APPEAL from the Franklin County Court of Common Pleas, Division of Domestic Relations, C.P.C. No. 11DR-01-18
Taft, Stettinius & Hollister, LLP, and Eugene B. Lewis, for appellee.
Kemp, Schaeffer & Rowe Co., L.PA., and Jacqueline L. Kemp, for appellant.
(¶ 1} Defendant-appellant, William C. Wilkinson, is appealing from certain provisions of his decree of divorce. He assigns three errors for our consideration:
[I.] The Trial Court's award of spousal support constitutes error as a matter of law and an abuse of discretion.
[II.] The Trial Court erred as a matter of law and abused its discretion by including both parties' legal fees as marital liabilities on the marital balance sheet.
[III.] The Trial Court erred and abused its discretion by awarding Appellee attorneys' fees.
(¶ 2} William and Susan Wilkinson separated in December 2006 after almost 40 years of marriage. William was a very successful attorney with Thompson Hine, LLP, a well-respected law firm. Susan had done very little work outside the home and had minimal personal income during the marriage. As a result, the trial court judge who heard this divorce case imputed minimum wage income to her-$16, 016 per year.
(¶ 3} The trial court imputed income of $525, 955 per year to William, which was consistent with his income from Thompson Hine, LLP during his last two years with the firm and his own testimony at trial that he was optimistic to make more money in his solo practice. William had left the law firm over four years after the couple separated, but before the trial of his divorce case. Because the marriage was of such long duration, permanent spousal support was appropriate, with the amount of that spousal support being the point of contention. On December 31, 2012, the trial court awarded supposal support of $230, 000 per year effective June 1, 2013. William timely appealed the trial court order.
(¶ 4} This court reviews spousal support orders under an abuse of discretion standard as a trial court is generally afforded wide latitude in deciding spousal support issues. Grosz v. Grosz, 10th Dist. No. 04AP-716, 2005-Ohio-985, ¶ 9, citing Booth v. Booth, 44 Ohio St.3d 142, 144 (1989). "The term 'abuse of discretion' connotes more than an error of law or judgment; it implies that the court's attitude is unreasonable, arbitrary or unconscionable." Blakemore v. Blakemore, 5 Ohio St.3d 217, 219 (1983). The appellate court must not substitute its judgment for that of the trial court when reviewing under an abuse of discretion standard. Id. The decision to impute income for the purpose of spousal support is also within the discretion of the trial court. Havanec v. Havanec, 10th Dist. No. 08AP-465, 2008-Ohio-6966, ¶ 23.

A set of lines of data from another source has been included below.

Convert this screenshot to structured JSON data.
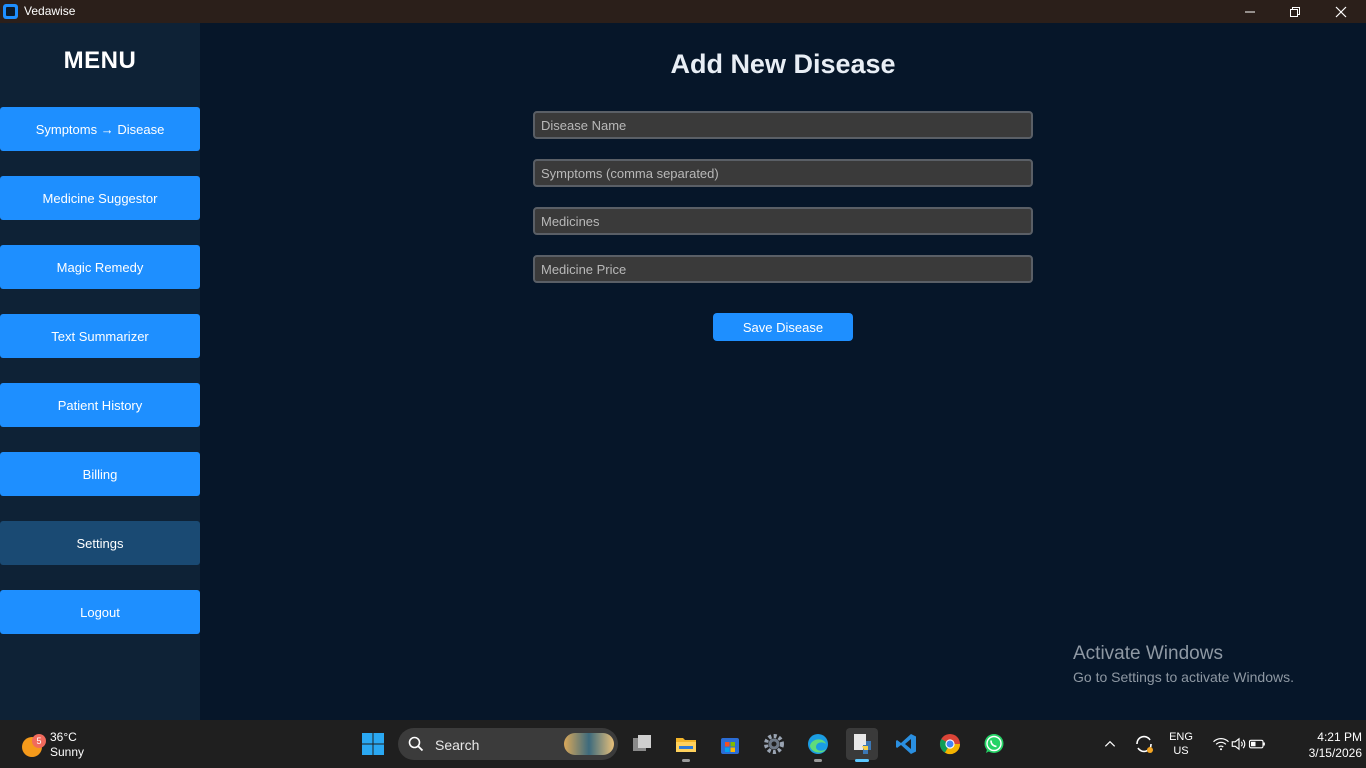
{
  "window": {
    "title": "Vedawise"
  },
  "sidebar": {
    "heading": "MENU",
    "items": [
      {
        "label": "Symptoms → Disease"
      },
      {
        "label": "Medicine Suggestor"
      },
      {
        "label": "Magic Remedy"
      },
      {
        "label": "Text Summarizer"
      },
      {
        "label": "Patient History"
      },
      {
        "label": "Billing"
      },
      {
        "label": "Settings",
        "active": true
      },
      {
        "label": "Logout"
      }
    ]
  },
  "form": {
    "title": "Add New Disease",
    "fields": [
      {
        "placeholder": "Disease Name",
        "value": ""
      },
      {
        "placeholder": "Symptoms (comma separated)",
        "value": ""
      },
      {
        "placeholder": "Medicines",
        "value": ""
      },
      {
        "placeholder": "Medicine Price",
        "value": ""
      }
    ],
    "save_label": "Save Disease"
  },
  "watermark": {
    "title": "Activate Windows",
    "subtitle": "Go to Settings to activate Windows."
  },
  "taskbar": {
    "weather": {
      "temp": "36°C",
      "condition": "Sunny",
      "badge": "5"
    },
    "search_label": "Search",
    "language": {
      "line1": "ENG",
      "line2": "US"
    },
    "time": "4:21 PM",
    "date": "3/15/2026",
    "icons": [
      "windows-start-icon",
      "search-icon",
      "task-view-icon",
      "file-explorer-icon",
      "microsoft-store-icon",
      "settings-gear-icon",
      "edge-browser-icon",
      "python-app-icon",
      "vscode-icon",
      "chrome-icon",
      "whatsapp-icon"
    ]
  },
  "colors": {
    "accent": "#1e8fff",
    "active_item": "#1a4a73",
    "sidebar_bg": "#0e2236",
    "main_bg": "#061629"
  }
}
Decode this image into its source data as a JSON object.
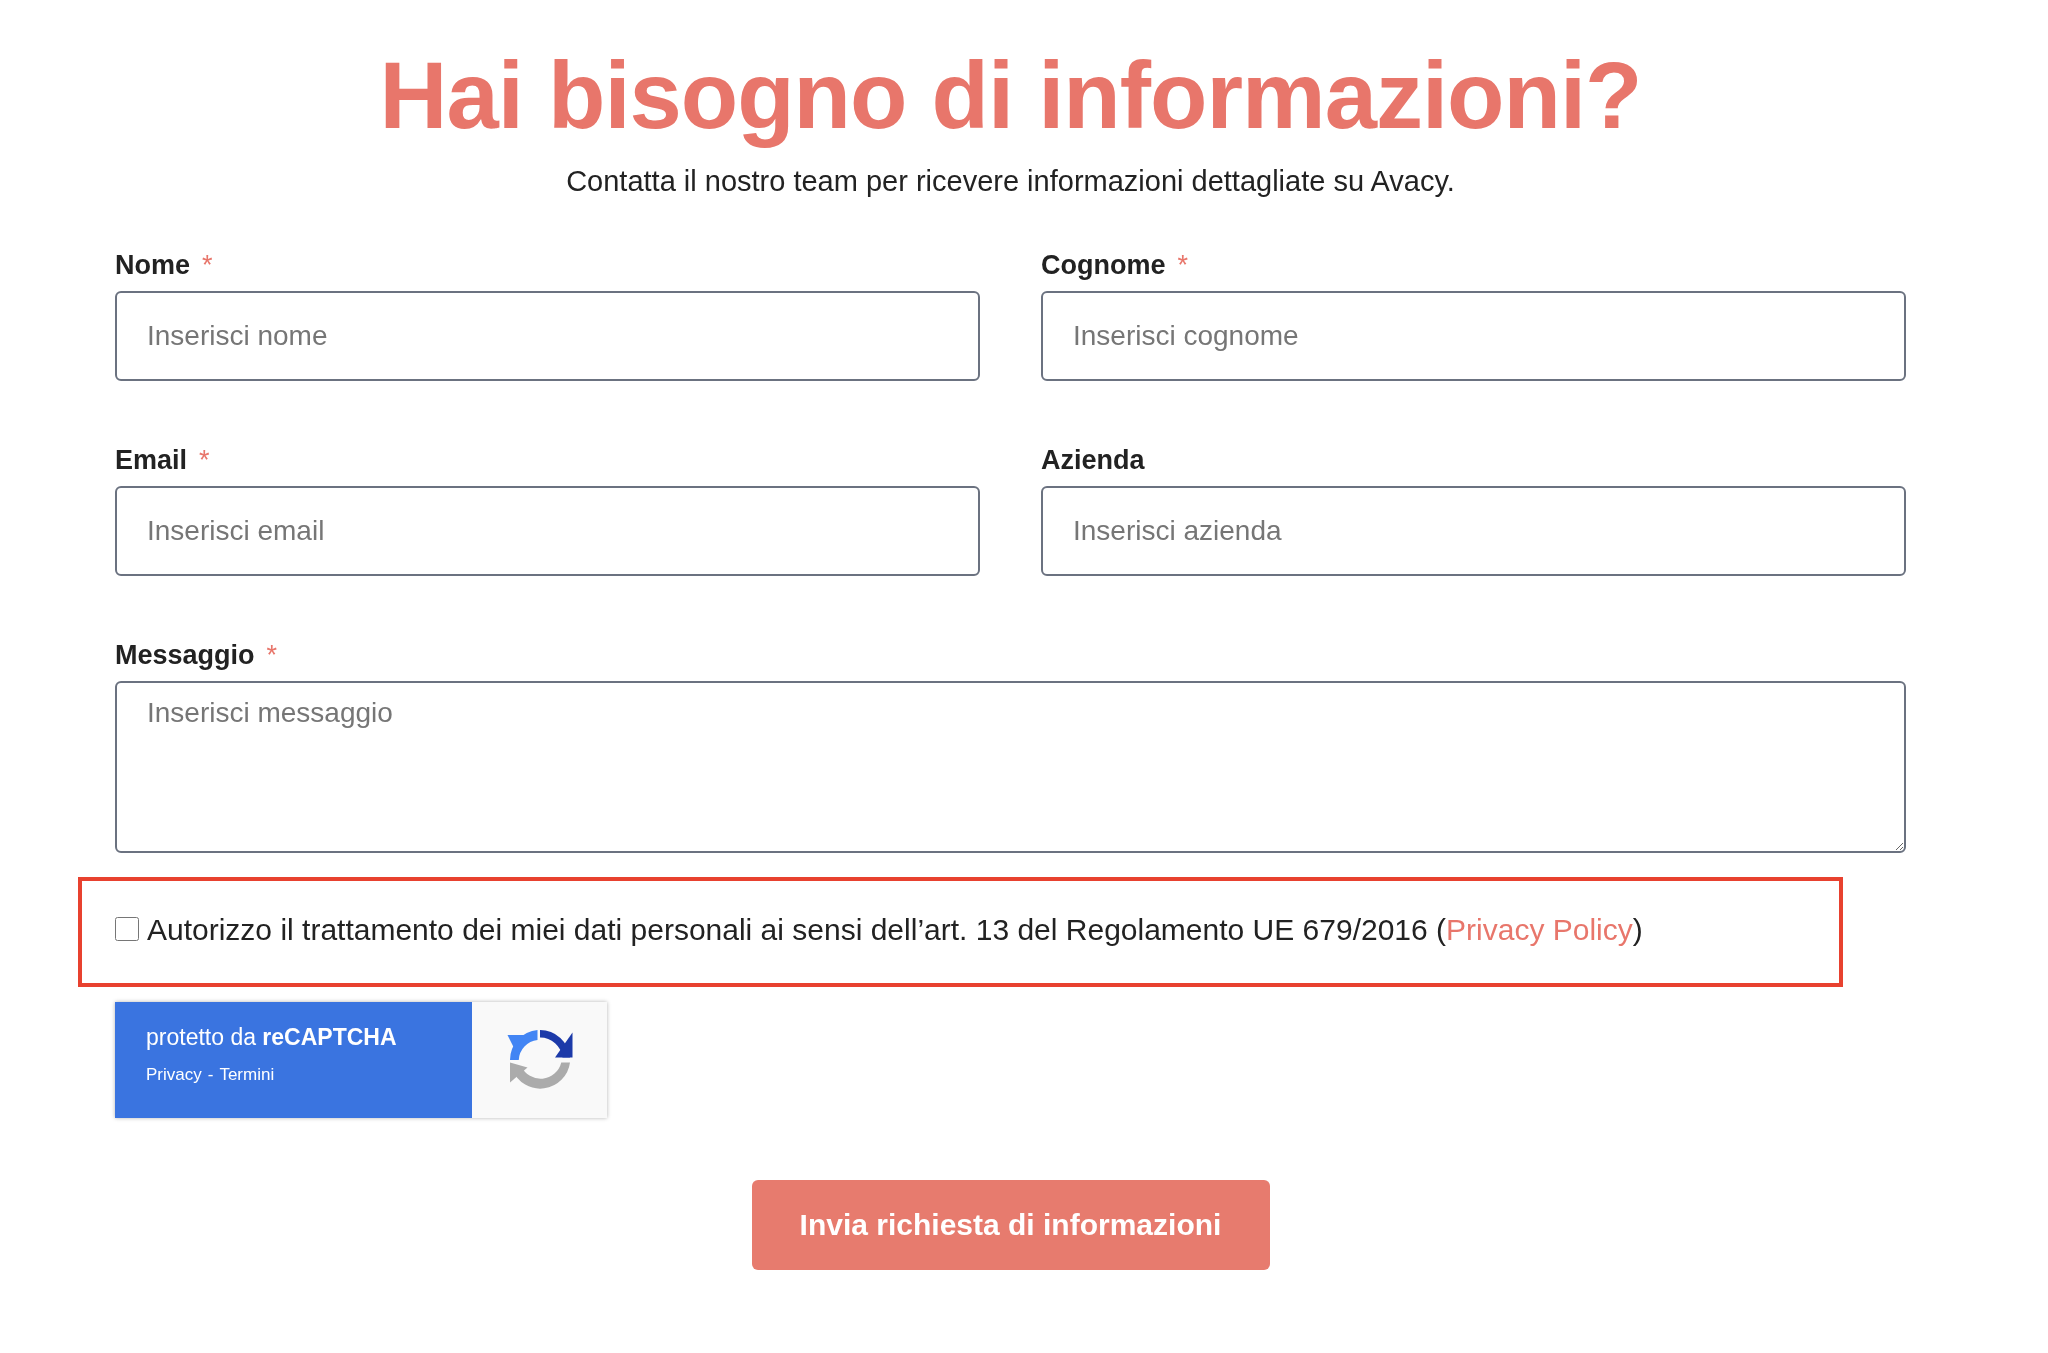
{
  "heading": {
    "title": "Hai bisogno di informazioni?",
    "subtitle": "Contatta il nostro team per ricevere informazioni dettagliate su Avacy."
  },
  "fields": [
    {
      "kind": "input",
      "label": "Nome",
      "mark": "*",
      "placeholder": "Inserisci nome"
    },
    {
      "kind": "input",
      "label": "Cognome",
      "mark": "*",
      "placeholder": "Inserisci cognome"
    },
    {
      "kind": "input",
      "label": "Email",
      "mark": "*",
      "placeholder": "Inserisci email"
    },
    {
      "kind": "input",
      "label": "Azienda",
      "placeholder": "Inserisci azienda"
    },
    {
      "kind": "textarea",
      "label": "Messaggio",
      "mark": "*",
      "placeholder": "Inserisci messaggio"
    }
  ],
  "consent": {
    "highlighted": true,
    "checked": false,
    "text": "Autorizzo il trattamento dei miei dati personali ai sensi dell’art. 13 del Regolamento UE 679/2016 (",
    "link": "Privacy Policy",
    "suffix": ")"
  },
  "recaptcha": {
    "label": "protetto da **reCAPTCHA**",
    "links": [
      "Privacy",
      "Termini"
    ],
    "separator": "-"
  },
  "submit": {
    "label": "Invia richiesta di informazioni"
  }
}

(¶ 5} Counsel for William asserts in the brief filed on his behalf that "before imputing income to a retired party, the trial court must make a finding that the retired party's decision to retire was based on an intent to defeat an award of spousal support." (Emphasis sic; Appellant's brief, at 8.) This is simply not in accord with the case law in this district. Instead, trial courts may impute income to a party who has a history of income at a certain level or has the potential for such income, even if the party earned less at the time of the divorce trial. Havanec at ¶ 8. "When considering the relative earning abilities of the parties in connection with an award of spousal support, Ohio courts do not restrict their inquiry to the amount of money actually earned, but may also hold a person accountable for the amount of money a 'person could earn if he made the effort.' " Id., citing Beekman v. Beekman, 10th Dist. No. 90AP-780 (Aug. 15, 1991). Then the trial court had every right to impute income to a lawyer who, for several years in the past, had income in the seven figures only to claim no income at the time of trial.
(¶ 6} William mistakenly relies on Friesen v. Friesen, 10th Dist. No. 07AP-110, 2008-Ohio-952, to support his argument. The appellant in Friesen moved for spousal support to be modified and reduced due to his recent retirement, the parties had been divorced for several years at that time. See Friesen. We determined that the trial court did not appear to have examined the evidence with an eye to whether the appellant's intent in retiring was to avoid his support obligation. Id. at ¶ 46. This determination was necessary in finding if the appellant had voluntarily reduced his income which created the change in circumstances necessary for a modification. In contrast, the case at bar is not a modification but an initial determination of spousal support, there is no change in circumstance as the trial court is examining the entirety of the circumstance of the parties for the first time. Friesen is also distinguishable in that William never was actually retired. The record ...